Researchers convert microbubbles to even smaller nanobubbles using ultrasound

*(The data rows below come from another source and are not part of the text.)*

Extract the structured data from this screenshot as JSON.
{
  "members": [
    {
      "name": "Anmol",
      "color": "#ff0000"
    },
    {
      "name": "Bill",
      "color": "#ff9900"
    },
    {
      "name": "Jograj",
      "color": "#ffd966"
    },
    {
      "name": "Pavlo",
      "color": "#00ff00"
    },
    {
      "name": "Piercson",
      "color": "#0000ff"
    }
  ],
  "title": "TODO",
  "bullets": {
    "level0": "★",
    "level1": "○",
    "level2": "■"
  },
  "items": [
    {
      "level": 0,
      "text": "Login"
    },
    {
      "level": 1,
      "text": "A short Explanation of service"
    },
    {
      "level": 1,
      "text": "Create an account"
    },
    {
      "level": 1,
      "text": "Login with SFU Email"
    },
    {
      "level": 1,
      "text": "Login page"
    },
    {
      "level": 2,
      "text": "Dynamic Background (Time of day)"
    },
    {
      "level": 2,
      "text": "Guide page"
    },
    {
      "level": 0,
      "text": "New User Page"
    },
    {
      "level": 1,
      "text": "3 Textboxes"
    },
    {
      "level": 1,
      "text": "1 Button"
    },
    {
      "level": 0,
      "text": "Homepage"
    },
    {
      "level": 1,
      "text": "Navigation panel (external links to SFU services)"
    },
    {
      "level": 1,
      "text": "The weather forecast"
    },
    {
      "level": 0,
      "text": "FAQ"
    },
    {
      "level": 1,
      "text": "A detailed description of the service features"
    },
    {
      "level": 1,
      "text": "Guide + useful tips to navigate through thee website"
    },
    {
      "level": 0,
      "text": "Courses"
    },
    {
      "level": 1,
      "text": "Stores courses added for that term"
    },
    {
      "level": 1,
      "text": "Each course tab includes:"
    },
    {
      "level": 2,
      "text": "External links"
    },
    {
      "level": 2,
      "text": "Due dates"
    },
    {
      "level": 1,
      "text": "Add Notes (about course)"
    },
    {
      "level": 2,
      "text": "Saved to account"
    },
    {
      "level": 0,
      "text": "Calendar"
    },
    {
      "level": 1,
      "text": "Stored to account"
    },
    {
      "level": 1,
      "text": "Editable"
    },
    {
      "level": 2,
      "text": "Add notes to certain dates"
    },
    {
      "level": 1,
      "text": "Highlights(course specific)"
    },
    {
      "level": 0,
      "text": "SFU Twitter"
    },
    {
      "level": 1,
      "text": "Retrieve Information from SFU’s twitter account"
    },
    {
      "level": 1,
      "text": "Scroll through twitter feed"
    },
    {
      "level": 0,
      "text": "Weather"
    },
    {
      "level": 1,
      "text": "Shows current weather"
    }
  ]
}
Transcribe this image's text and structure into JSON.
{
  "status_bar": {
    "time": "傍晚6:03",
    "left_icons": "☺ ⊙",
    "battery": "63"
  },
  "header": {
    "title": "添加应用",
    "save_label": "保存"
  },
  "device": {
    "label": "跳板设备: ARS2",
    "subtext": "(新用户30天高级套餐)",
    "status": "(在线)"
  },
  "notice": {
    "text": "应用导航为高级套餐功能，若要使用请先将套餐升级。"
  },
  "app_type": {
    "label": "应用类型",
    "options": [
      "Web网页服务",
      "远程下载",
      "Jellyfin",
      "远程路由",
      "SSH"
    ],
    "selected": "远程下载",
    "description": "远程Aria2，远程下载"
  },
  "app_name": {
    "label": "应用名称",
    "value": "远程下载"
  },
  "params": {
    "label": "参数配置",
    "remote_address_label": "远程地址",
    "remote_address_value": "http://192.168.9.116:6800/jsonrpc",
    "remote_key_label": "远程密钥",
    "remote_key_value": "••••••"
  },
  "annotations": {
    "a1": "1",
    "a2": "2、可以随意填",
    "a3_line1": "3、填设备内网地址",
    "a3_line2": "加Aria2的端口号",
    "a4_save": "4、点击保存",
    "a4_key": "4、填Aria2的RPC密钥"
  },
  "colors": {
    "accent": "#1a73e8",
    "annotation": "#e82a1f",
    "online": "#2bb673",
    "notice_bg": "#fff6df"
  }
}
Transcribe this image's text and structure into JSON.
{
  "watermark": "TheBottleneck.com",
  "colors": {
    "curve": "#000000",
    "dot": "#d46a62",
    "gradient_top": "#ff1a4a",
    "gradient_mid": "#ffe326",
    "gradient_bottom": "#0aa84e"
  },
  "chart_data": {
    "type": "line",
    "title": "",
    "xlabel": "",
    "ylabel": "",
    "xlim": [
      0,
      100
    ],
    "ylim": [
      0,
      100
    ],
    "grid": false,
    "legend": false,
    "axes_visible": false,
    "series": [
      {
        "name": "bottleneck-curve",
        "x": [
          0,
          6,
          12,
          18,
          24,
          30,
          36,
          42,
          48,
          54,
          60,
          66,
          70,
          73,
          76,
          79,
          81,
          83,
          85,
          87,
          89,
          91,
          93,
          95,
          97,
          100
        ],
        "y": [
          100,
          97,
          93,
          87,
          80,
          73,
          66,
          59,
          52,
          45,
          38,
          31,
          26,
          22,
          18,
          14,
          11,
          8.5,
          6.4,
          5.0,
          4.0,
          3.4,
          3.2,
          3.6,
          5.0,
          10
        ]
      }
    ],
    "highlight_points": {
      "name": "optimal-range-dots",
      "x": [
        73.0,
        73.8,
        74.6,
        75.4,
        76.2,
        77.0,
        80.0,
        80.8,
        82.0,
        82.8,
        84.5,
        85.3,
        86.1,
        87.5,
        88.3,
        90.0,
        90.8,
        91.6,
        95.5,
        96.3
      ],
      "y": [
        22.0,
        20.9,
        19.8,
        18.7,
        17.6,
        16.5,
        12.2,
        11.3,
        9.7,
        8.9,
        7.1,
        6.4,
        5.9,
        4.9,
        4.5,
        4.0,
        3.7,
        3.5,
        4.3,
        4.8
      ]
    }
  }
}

A team of researchers at the University of Toronto is developing a new form of microbubble delivery. Typically when the microbubble bursts, the drugs that lie within the gaseous chamber or within the bubble's membrane are released. But the rate of uptake into diseased tissues is low. The Toronto team is deploying ultrasound to implode the bubbles into several smaller nanobubbles that can cross biological barriers due to their size and release the payloads within the target area. The team showed that the implosion into nanobubbles can be triggered to occur inside the body itself. Ultrasound is already used in conjunction with microbubbles to image blood vessels and organs. The bottom line is that in drug delivery, smaller is better. With diameters of 5 to 500 nanometers, the nanobubbles can be anywhere from 2 to 2,000 times smaller than the microbubbles. Story